PC: What was the rationale for the Black Marvel family? I think a lot people kept expecting the Black Marvels to just be the evil equivalent to Captain Marvel and his family (man fans were predicting Osirus to go Kid Miracleman on everyone). What makes the Black Marvel family so much more than that?
MW: Geoff Johns. He really worked hard on that plotline–it was mostly if not totally his baby–and we all knew Isis was created to die, in order to refocus Adam. Osiris was a late addition, but his creation was specifically intended to give Isis some depth and motivation herself.
PC: After the multiverse was revealed, I remember Wizard ran an interview with Geoff, Grant, Greg, and yourself. In that interview, I remember Geoff mentioning Captain Marvel’s Earth as being designed for you. To many fans, this seemed like you were going to work on a new Shazam comic. Was this ever a possibility or were fans reading too much into it
MW: It was on the agenda, and Grant and I talked about it–I’d have loved it–but it just never came to pass thanks to office-politics crap. And now, now that Mike Wieringo has passed away, I’m not sure I’d want to do the Marvels–it was always something he and I were going to collaborate on, and it’s painful to think of Cap without Mike.
PC: I have a new favorite moment from Kingdom Come. I’ve read the mini-series dozens and dozens of times and I never noticed it until specifically looking at Captain Marvel moments, but as Billy inspects Batman’s troops, you describe his smile as being “eerie.” I had never noticed the dual-nature of his grin until that moment. It is usually so warm and comforting, but in this universe it is so mysterious and frightening. Symbolically, it really shows how much the world has changed (and in addition, how far comics have changed). Any thoughts on this?
MW: Just that you sussed it out pretty accurately. That was absolutely the intent. A giant ton of Kingdom Come came out of Alex Ross’s head, but I don’t think he’d argue that I can be proud of the fact that I gave Cap and Billy their role in that story (which Alex realized so beautifully in his paintings).
PC: Batman tells Billy that Captain Marvel has the hardest time adjusting to the changing times. Why is this? Is it because Marvel is too pure? Perhaps I am reading too much into this, but is this a commentary on the difficulty of writing a Captain Marvel book in the modern age?
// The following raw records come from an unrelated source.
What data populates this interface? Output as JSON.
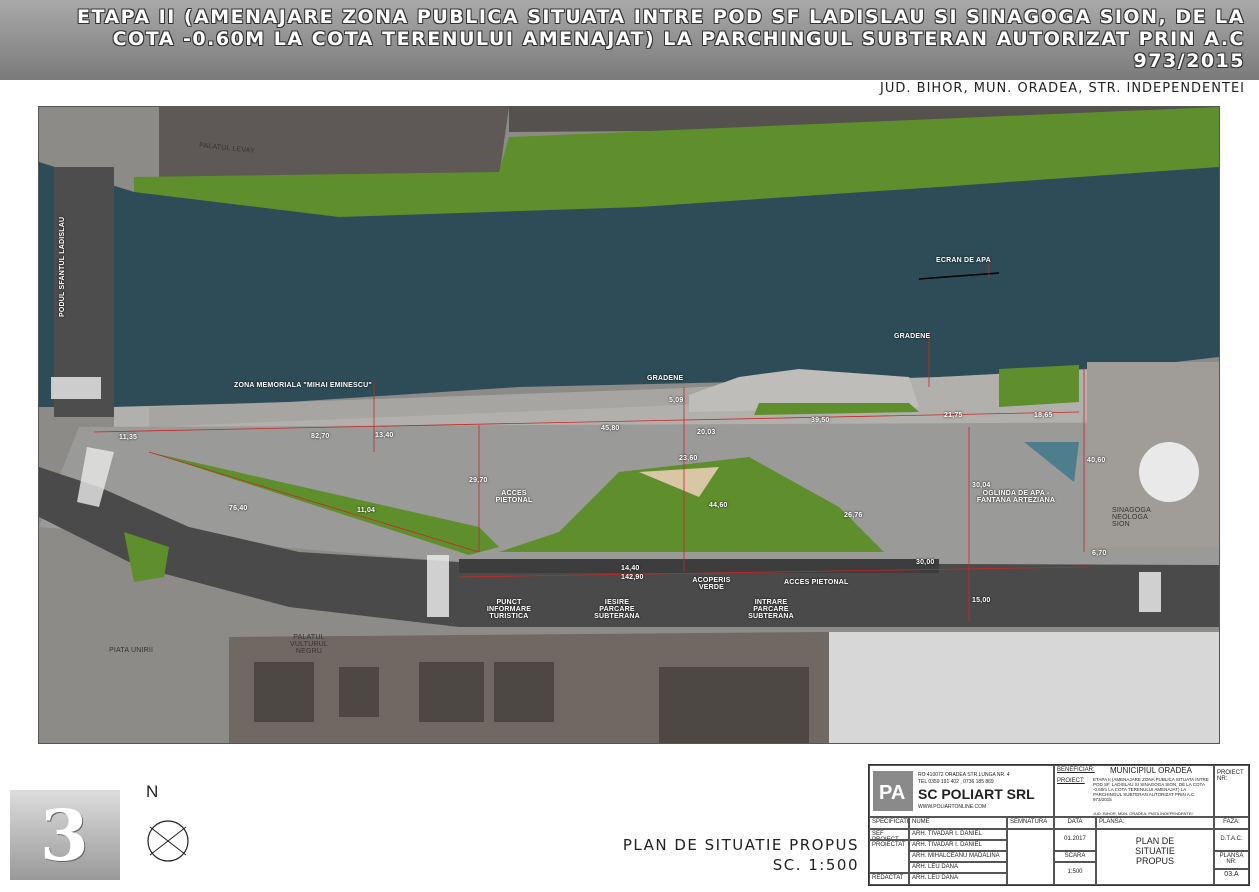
{
  "header": {
    "title": "ETAPA II (AMENAJARE ZONA PUBLICA SITUATA INTRE POD SF LADISLAU SI SINAGOGA SION, DE LA COTA -0.60M LA COTA TERENULUI AMENAJAT) LA PARCHINGUL SUBTERAN AUTORIZAT PRIN A.C 973/2015",
    "location": "JUD. BIHOR, MUN. ORADEA, STR. INDEPENDENTEI"
  },
  "map_labels": {
    "palatul_levay": "PALATUL LEVAY",
    "ecran_de_apa": "ECRAN DE APA",
    "gradene_1": "GRADENE",
    "gradene_2": "GRADENE",
    "podul": "PODUL SFANTUL LADISLAU",
    "zona_memoriala": "ZONA MEMORIALA \"MIHAI EMINESCU\"",
    "acces_pietonal_1": "ACCES PIETONAL",
    "acces_pietonal_2": "ACCES PIETONAL",
    "oglinda": "OGLINDA DE APA - FANTANA ARTEZIANA",
    "sinagoga": "SINAGOGA NEOLOGA SION",
    "punct_info": "PUNCT INFORMARE TURISTICA",
    "iesire_parcare": "IESIRE PARCARE SUBTERANA",
    "acoperis_verde": "ACOPERIS VERDE",
    "intrare_parcare": "INTRARE PARCARE SUBTERANA",
    "piata_unirii": "PIATA UNIRII",
    "palatul_vulturul": "PALATUL VULTURUL NEGRU"
  },
  "dimensions": [
    "11,35",
    "82,70",
    "45,80",
    "39,50",
    "21,75",
    "18,65",
    "76,40",
    "23,60",
    "14,40",
    "142,90",
    "30,00",
    "6,70",
    "40,60",
    "30,04",
    "15,00",
    "29,70",
    "26,76",
    "44,60",
    "13,40",
    "20,03",
    "11,04",
    "5,09"
  ],
  "footer": {
    "sheet_number": "3",
    "north": "N",
    "plan_title": "PLAN DE SITUATIE PROPUS",
    "scale": "SC. 1:500"
  },
  "title_block": {
    "address": "RO 410072 ORADEA STR.LUNGA NR. 4",
    "phone": "TEL 0359 191 402 , 0736 185 869",
    "company": "SC POLIART SRL",
    "web": "WWW.POLIARTONLINE.COM",
    "beneficiar_label": "BENEFICIAR:",
    "beneficiar": "MUNICIPIUL ORADEA",
    "proiect_label": "PROIECT:",
    "proiect": "ETAPA II (AMENAJARE ZONA PUBLICA SITUATA INTRE POD SF. LADISLAU SI SINAGOGA SION, DE LA COTA -0.60m LA COTA TERENULUI AMENAJAT) LA PARCHINGUL SUBTERAN AUTORIZAT PRIN A.C. 973/2015",
    "proiect_loc": "JUD. BIHOR, MUN. ORADEA, PIATA INDEPENDENTEI",
    "proiect_nr_label": "PROIECT NR:",
    "h_specificatie": "SPECIFICATIE",
    "h_nume": "NUME",
    "h_semnatura": "SEMNATURA",
    "h_data": "DATA",
    "h_plansa": "PLANSA:",
    "h_faza": "FAZA:",
    "sef_proiect": "SEF PROIECT",
    "proiectat": "PROIECTAT",
    "redactat": "REDACTAT",
    "n1": "ARH. TIVADAR I. DANIEL",
    "n2": "ARH. TIVADAR I. DANIEL",
    "n3": "ARH. MIHALCEANU MADALINA",
    "n4": "ARH. LEU DANA",
    "n5": "ARH. LEU DANA",
    "data": "01.2017",
    "scara_label": "SCARA",
    "scara": "1:500",
    "plansa": "PLAN DE SITUATIE PROPUS",
    "faza": "D.T.A.C.",
    "plansa_nr_label": "PLANSA NR:",
    "plansa_nr": "03.A"
  },
  "colors": {
    "water": "#2d4c57",
    "grass": "#5f8f2c",
    "road": "#4a4a4a",
    "paving": "#9a9a98",
    "roof": "#6e6763",
    "dim": "#c62828"
  }
}
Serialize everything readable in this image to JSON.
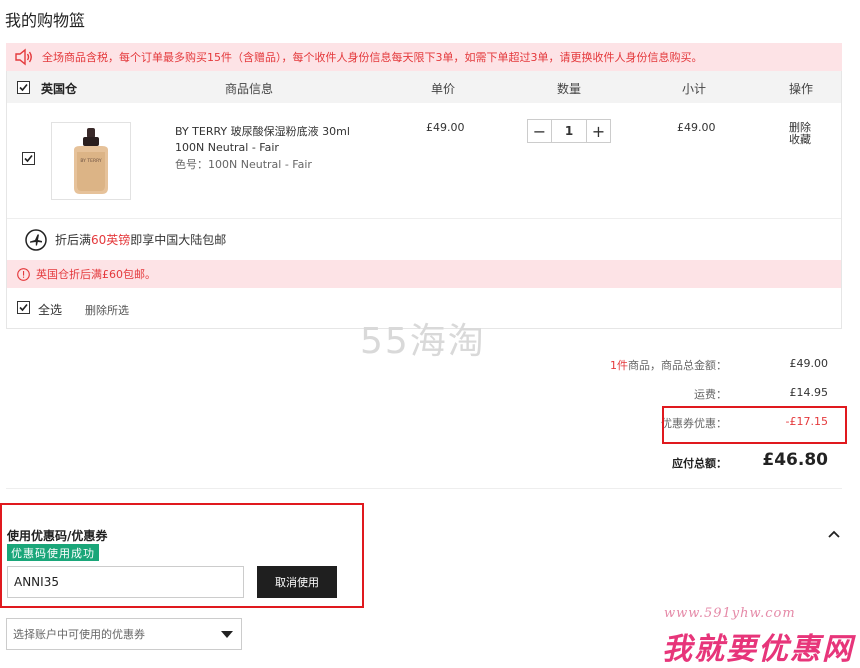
{
  "page": {
    "title": "我的购物篮"
  },
  "notice": {
    "text": "全场商品含税，每个订单最多购买15件（含赠品），每个收件人身份信息每天限下3单，如需下单超过3单，请更换收件人身份信息购买。"
  },
  "table": {
    "headers": {
      "warehouse": "英国仓",
      "product": "商品信息",
      "unit_price": "单价",
      "quantity": "数量",
      "subtotal": "小计",
      "action": "操作"
    }
  },
  "item": {
    "name": "BY TERRY 玻尿酸保湿粉底液 30ml 100N Neutral - Fair",
    "color": "色号：100N Neutral - Fair",
    "price": "£49.00",
    "qty": "1",
    "subtotal": "£49.00",
    "delete": "删除",
    "favorite": "收藏",
    "thumb_brand": "BY TERRY"
  },
  "shipping": {
    "pre": "折后满",
    "amount": "60英镑",
    "post": "即享中国大陆包邮"
  },
  "warning": {
    "text": "英国仓折后满£60包邮。"
  },
  "select_all": {
    "label": "全选",
    "delete_selected": "删除所选"
  },
  "watermark": "55海淘",
  "summary": {
    "count": "1件",
    "count_label": "商品，商品总金额：",
    "goods_amount": "£49.00",
    "shipping_label": "运费：",
    "shipping_amount": "£14.95",
    "coupon_label": "优惠券优惠：",
    "coupon_amount": "-£17.15",
    "total_label": "应付总额：",
    "total_amount": "£46.80"
  },
  "promo": {
    "title": "使用优惠码/优惠券",
    "success": "优惠码使用成功",
    "code": "ANNI35",
    "cancel": "取消使用"
  },
  "coupon_select": {
    "placeholder": "选择账户中可使用的优惠券"
  },
  "site": {
    "url": "www.591yhw.com",
    "logo": "我就要优惠网"
  },
  "colors": {
    "accent_red": "#e4393c",
    "success_green": "#1aa679",
    "dark_button": "#1f1f1f",
    "notice_bg": "#fde3e6"
  }
}
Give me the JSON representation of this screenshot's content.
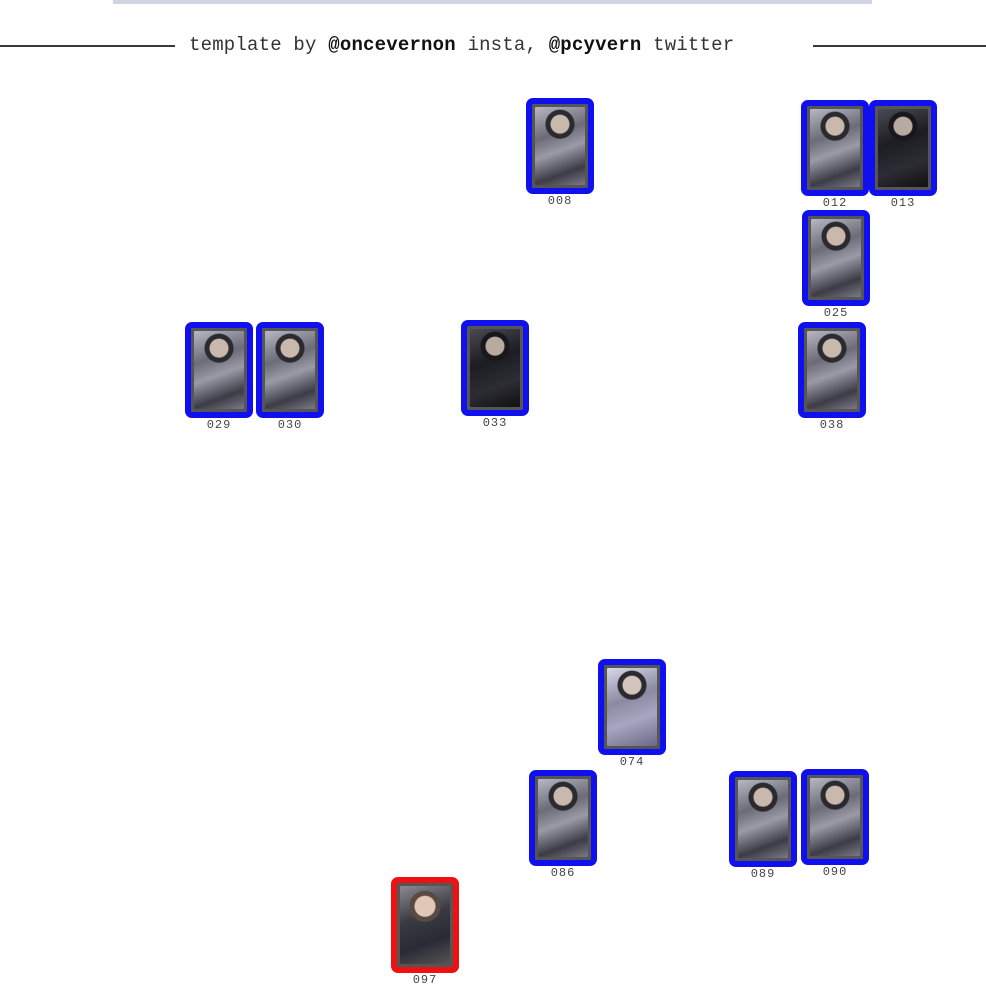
{
  "header": {
    "credit_prefix": "template by ",
    "insta_handle": "@oncevernon",
    "insta_suffix": " insta, ",
    "twitter_handle": "@pcyvern",
    "twitter_suffix": " twitter"
  },
  "colors": {
    "owned_frame": "#1010ee",
    "wishlist_frame": "#ee1111",
    "top_bar": "#cfd3e2"
  },
  "cards": [
    {
      "number": "008",
      "status": "owned"
    },
    {
      "number": "012",
      "status": "owned"
    },
    {
      "number": "013",
      "status": "owned"
    },
    {
      "number": "025",
      "status": "owned"
    },
    {
      "number": "029",
      "status": "owned"
    },
    {
      "number": "030",
      "status": "owned"
    },
    {
      "number": "033",
      "status": "owned"
    },
    {
      "number": "038",
      "status": "owned"
    },
    {
      "number": "074",
      "status": "owned"
    },
    {
      "number": "086",
      "status": "owned"
    },
    {
      "number": "089",
      "status": "owned"
    },
    {
      "number": "090",
      "status": "owned"
    },
    {
      "number": "097",
      "status": "wishlist"
    }
  ]
}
MW: It’s absolutely a commentary on that. It’s a distillation of the series’ theme, really.
PC: Billy decides the best course of action at the end of Kingdom Come because he is both mortal and godlike. That’s the only time I can recall Billy’s powers seeming more like a burden rather than a gift. The issue isn’t that his powers will allow him to save the day, but no matter what his decision is, he will decide the fate of many lives. Why put Billy in such a difficult situation?
MW: Because he had to be the fulcrum of the conflict. That was the one thing that made Billy/Cap unique in that world; he had one foot firmly in the world of mortals and the other firmly in the world of superheroes. And since that was what the final battle was about–the war between humans and superhumans–Cap had to be the one to decide how it all paid off.